- Opening Delimiter -
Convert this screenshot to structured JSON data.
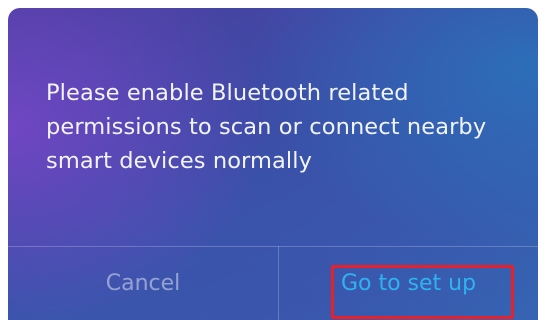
{
  "dialog": {
    "message": "Please enable Bluetooth related permissions to scan or connect nearby smart devices normally",
    "cancel_label": "Cancel",
    "confirm_label": "Go to set up"
  },
  "colors": {
    "confirm_text": "#2fb3f0",
    "cancel_text": "#a7adc3",
    "highlight_border": "#e8202a"
  }
}
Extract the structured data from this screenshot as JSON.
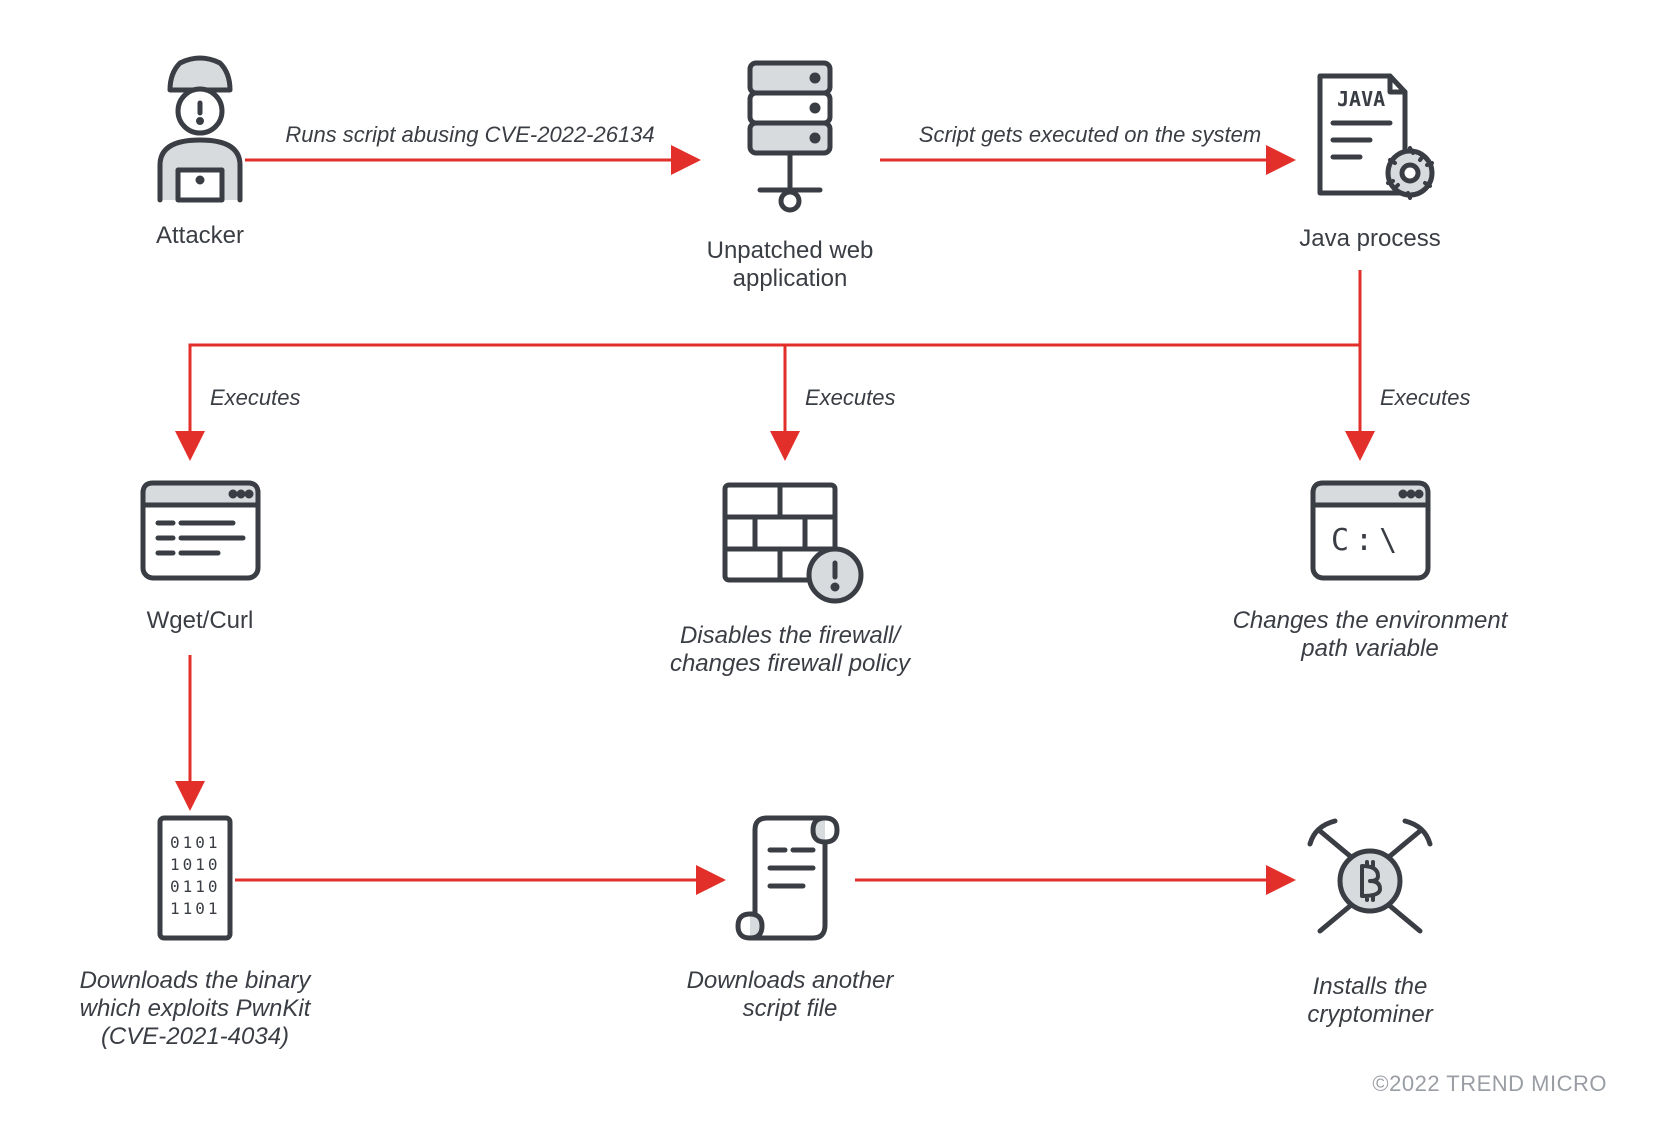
{
  "nodes": {
    "attacker": "Attacker",
    "webapp": "Unpatched web application",
    "java": "Java process",
    "wget": "Wget/Curl",
    "firewall": "Disables the firewall/\nchanges firewall policy",
    "envpath": "Changes the environment\npath variable",
    "binary": "Downloads the binary\nwhich exploits PwnKit\n(CVE-2021-4034)",
    "script": "Downloads another\nscript file",
    "crypto": "Installs the\ncryptominer"
  },
  "edges": {
    "a_to_web": "Runs script abusing CVE-2022-26134",
    "web_to_java": "Script gets executed on the system",
    "exec1": "Executes",
    "exec2": "Executes",
    "exec3": "Executes"
  },
  "copyright": "©2022 TREND MICRO",
  "colors": {
    "arrow": "#e22f2a",
    "iconStroke": "#3a3e44",
    "iconFill": "#d7dbde"
  }
}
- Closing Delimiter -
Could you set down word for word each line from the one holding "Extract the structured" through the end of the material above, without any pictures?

ANSWER TO THIS PROBLEM
Extract the structured data from this screenshot as JSON.
{
  "nodes": {
    "attacker": "Attacker",
    "webapp": "Unpatched web application",
    "java": "Java process",
    "wget": "Wget/Curl",
    "firewall": "Disables the firewall/\nchanges firewall policy",
    "envpath": "Changes the environment\npath variable",
    "binary": "Downloads the binary\nwhich exploits PwnKit\n(CVE-2021-4034)",
    "script": "Downloads another\nscript file",
    "crypto": "Installs the\ncryptominer"
  },
  "edges": {
    "a_to_web": "Runs script abusing CVE-2022-26134",
    "web_to_java": "Script gets executed on the system",
    "exec1": "Executes",
    "exec2": "Executes",
    "exec3": "Executes"
  },
  "copyright": "©2022 TREND MICRO",
  "colors": {
    "arrow": "#e22f2a",
    "iconStroke": "#3a3e44",
    "iconFill": "#d7dbde"
  }
}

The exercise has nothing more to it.